Reading again (and profiting again!) from Francis Schaeffer's True Spirituality .  Schaeffer, like Keller today, does such a great job integrating justification by faith with an active faith of sanctification.   Some recent highlights... Only one is self-sufficient in himself, and he is God. But now as Christians we are introduced to the great reality: our calling is to be creatures in this high, tremendous, and glorious way, not because we must be, but by choice.  ...the scriptural teaching [about faith] is not mere resignation. I am a creature, it is true, but I have a calling to be the creature glorified. I must be the creature, but I do not have to be the creature like the clod in the field, the cabbage that is rotting in the field as the snows melt. I am called to be a creature by choice, on the basis of Christ’s finished work, by faith: the creature glorified. Justification is once for all. At one moment my guilt is declared gone forever, but this [spiritual life

stand and gaze upon truth

I got me flowers to straw thy way; I got me boughs off many a tree: But thou wast up by break of day, And brought’st thy sweets along with thee. The Sunne arising in the East, Though he give light, and th’ East perfume ; If they should offer to contest With thy arising, they presume. Can there be any day but this, Though many sunnes to shine endeavour ? We count three hundred, but we misse: There is but one, and that one ever. (George Herbert)

a boundary event

“It is obvious that the story of the empty tomb cannot be fitted into our contemporary worldview, or indeed into any worldview except one of which it is the starting point.  That is, indeed, the whole point.  What happened on that day is, according to the Christian tradition, only to be understood by analogy with what happened on the day the cosmos came into being.  It is a boundary event, at the point where (as cosmologists tell us) the laws of physics ceased to apply.  It is the beginning of a new creation – as mysterious to human reason as the creation itself.”   (Lesslie Newbigin: The Gospel in a Pluralist Society ).  

the new gardener

"...then the LORD God formed the man of dust from the ground and breathed into his nostrils the breath of life, and the man became a living creature.
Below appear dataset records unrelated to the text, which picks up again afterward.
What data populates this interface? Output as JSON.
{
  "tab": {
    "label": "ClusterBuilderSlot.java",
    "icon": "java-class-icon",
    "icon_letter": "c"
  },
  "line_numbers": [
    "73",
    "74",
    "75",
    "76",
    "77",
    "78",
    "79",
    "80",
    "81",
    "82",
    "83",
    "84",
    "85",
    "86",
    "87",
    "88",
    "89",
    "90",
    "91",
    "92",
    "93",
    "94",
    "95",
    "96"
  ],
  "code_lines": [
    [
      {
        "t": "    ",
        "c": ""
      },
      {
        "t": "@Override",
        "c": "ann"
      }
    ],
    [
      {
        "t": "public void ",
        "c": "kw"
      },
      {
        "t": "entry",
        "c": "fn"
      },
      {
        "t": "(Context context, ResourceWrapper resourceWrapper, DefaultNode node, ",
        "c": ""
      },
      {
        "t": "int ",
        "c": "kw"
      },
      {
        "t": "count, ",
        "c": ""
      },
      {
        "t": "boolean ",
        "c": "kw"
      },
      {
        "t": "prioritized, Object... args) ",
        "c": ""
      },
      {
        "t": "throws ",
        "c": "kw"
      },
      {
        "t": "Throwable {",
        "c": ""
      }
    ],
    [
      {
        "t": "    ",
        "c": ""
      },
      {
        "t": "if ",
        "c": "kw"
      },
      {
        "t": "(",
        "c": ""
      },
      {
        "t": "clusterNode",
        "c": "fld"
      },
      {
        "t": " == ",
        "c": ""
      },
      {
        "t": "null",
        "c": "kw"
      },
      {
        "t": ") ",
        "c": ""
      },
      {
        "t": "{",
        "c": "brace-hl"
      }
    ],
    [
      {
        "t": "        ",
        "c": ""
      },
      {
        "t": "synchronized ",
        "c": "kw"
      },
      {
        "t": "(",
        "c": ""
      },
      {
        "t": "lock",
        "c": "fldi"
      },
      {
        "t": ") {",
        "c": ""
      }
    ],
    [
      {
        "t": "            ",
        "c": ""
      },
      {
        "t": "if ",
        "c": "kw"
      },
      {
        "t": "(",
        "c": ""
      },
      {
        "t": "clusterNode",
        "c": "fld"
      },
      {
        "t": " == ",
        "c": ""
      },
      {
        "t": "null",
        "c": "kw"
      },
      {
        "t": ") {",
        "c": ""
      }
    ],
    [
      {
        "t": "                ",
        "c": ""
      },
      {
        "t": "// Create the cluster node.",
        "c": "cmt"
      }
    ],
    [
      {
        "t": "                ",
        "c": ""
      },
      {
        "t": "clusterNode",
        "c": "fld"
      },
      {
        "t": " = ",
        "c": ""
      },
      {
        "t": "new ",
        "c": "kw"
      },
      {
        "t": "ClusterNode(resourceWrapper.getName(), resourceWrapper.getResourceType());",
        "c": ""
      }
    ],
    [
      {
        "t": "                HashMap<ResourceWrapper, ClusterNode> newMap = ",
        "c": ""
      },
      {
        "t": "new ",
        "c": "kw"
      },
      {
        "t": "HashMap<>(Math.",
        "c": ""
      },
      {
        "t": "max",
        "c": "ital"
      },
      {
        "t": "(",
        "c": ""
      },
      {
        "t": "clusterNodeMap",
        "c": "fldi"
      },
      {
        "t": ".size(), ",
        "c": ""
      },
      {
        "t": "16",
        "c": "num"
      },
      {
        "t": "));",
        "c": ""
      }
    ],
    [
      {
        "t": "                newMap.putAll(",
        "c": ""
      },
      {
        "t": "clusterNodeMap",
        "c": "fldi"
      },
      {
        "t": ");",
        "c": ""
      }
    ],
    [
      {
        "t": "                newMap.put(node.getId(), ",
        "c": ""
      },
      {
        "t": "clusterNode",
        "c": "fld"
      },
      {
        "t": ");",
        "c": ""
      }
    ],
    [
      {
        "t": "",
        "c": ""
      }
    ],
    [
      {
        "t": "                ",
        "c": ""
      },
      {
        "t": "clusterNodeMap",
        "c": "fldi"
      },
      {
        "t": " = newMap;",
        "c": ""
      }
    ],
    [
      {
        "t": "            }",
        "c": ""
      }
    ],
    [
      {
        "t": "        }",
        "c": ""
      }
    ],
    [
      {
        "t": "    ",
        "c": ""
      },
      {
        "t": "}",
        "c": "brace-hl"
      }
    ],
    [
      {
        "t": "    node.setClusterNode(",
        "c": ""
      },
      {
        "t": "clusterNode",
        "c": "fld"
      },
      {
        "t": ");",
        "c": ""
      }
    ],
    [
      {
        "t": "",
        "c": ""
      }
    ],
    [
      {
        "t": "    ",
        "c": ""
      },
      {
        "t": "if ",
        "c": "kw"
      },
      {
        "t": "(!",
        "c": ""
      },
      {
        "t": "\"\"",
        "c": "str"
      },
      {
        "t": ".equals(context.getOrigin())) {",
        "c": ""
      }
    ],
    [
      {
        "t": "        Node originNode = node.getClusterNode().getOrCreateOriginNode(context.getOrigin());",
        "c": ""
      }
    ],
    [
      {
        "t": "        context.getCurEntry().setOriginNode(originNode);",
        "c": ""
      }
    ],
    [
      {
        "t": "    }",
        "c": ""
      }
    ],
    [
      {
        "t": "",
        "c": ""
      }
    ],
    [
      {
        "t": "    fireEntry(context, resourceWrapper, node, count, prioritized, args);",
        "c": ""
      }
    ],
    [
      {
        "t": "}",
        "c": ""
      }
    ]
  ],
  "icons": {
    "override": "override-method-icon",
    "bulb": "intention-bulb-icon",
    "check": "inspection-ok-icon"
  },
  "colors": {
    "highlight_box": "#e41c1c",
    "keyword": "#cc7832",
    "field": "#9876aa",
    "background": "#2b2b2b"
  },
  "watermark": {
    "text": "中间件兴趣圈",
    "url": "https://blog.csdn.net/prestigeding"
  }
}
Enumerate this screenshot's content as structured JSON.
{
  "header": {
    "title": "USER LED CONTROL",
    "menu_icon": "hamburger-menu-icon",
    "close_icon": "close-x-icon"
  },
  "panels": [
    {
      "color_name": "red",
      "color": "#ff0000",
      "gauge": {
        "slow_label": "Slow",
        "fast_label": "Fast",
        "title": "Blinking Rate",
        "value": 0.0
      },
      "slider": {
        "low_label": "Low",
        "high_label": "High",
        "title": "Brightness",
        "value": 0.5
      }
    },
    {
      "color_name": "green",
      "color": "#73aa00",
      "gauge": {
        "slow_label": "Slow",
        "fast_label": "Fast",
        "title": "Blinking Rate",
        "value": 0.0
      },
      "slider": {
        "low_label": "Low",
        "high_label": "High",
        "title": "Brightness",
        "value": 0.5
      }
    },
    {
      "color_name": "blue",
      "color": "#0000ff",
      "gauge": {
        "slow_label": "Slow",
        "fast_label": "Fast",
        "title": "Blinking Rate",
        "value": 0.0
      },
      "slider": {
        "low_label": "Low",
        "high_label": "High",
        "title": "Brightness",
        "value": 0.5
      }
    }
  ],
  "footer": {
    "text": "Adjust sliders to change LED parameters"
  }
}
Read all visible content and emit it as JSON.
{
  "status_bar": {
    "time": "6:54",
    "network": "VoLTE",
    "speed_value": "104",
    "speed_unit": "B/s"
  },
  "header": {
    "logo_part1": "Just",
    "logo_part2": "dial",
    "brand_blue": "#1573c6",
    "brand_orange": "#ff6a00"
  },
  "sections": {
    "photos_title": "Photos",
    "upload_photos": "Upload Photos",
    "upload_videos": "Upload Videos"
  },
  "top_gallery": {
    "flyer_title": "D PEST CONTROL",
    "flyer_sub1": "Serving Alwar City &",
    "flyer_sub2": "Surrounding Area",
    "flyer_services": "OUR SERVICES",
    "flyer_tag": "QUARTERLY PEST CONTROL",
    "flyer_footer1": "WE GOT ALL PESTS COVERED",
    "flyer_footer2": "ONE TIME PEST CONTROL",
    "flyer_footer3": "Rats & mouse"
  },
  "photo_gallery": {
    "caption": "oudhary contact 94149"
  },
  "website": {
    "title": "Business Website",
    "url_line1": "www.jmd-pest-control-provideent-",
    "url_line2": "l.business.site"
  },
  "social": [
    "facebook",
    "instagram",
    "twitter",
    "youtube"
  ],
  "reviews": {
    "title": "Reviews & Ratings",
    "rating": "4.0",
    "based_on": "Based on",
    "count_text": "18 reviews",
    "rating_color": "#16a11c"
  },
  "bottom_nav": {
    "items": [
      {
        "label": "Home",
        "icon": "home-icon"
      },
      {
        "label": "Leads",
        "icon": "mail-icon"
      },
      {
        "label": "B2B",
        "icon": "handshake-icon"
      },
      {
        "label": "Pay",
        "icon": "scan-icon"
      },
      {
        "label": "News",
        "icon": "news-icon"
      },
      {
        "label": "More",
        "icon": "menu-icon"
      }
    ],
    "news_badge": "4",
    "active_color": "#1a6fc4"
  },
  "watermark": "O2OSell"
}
And the LORD God planted a garden in Eden, in the east, and there he put the man whom he had formed." (Genesis 2:7-8 ESV) Jesus said to her, "Woman, why are you weeping? Whom are you seeking?" Supposing him to be the gardener, she said to him, "Sir, if you have carried him away, tell me where you have laid him, and I will take him away." (John 20:15) "How intriguing that He should be buried in a garden, and that His first steps as the resurrected Adam should be in a garden, and one of His most devoted disciples should (mistakenly) address Him as though He were the gardener (John 20:15). Gardener? In truth He was … taking His first steps in the resurrection body, the first fruits of the final restoration."   (--Sinclair Ferguson in " Jesus our Navy Seal ") "For as by a man

a clear conscience

From Fifty Reasons Why Jesus Came to Die , by John Piper... #16 To Give Us a Clear Conscience "How much more will the blood of Christ, who through the eternal Spirit offered himself without blemish to God, purify our  conscience from dead works to serve the living God."  (Hebrews 9:14) Some things never change. The problem of a dirty conscience is as old as Adam and Eve. As soon as they sinned, their  conscience was defiled. Their sense of guilt was ruinous. It ruined their relationship with God—they hid from him. It  ruined their relation to each other—they blamed. It ruined their peace with themselves—for the first time they saw  themselves and felt shame. All through the Old Testament, conscience was an issue. But the animal sacrifices themselves could not cleanse the  conscience.  “Gifts and sacrifices are offered that cannot perfect the conscience of the worshiper, but deal only with food  and drink and various washings, regulations for the body imposed until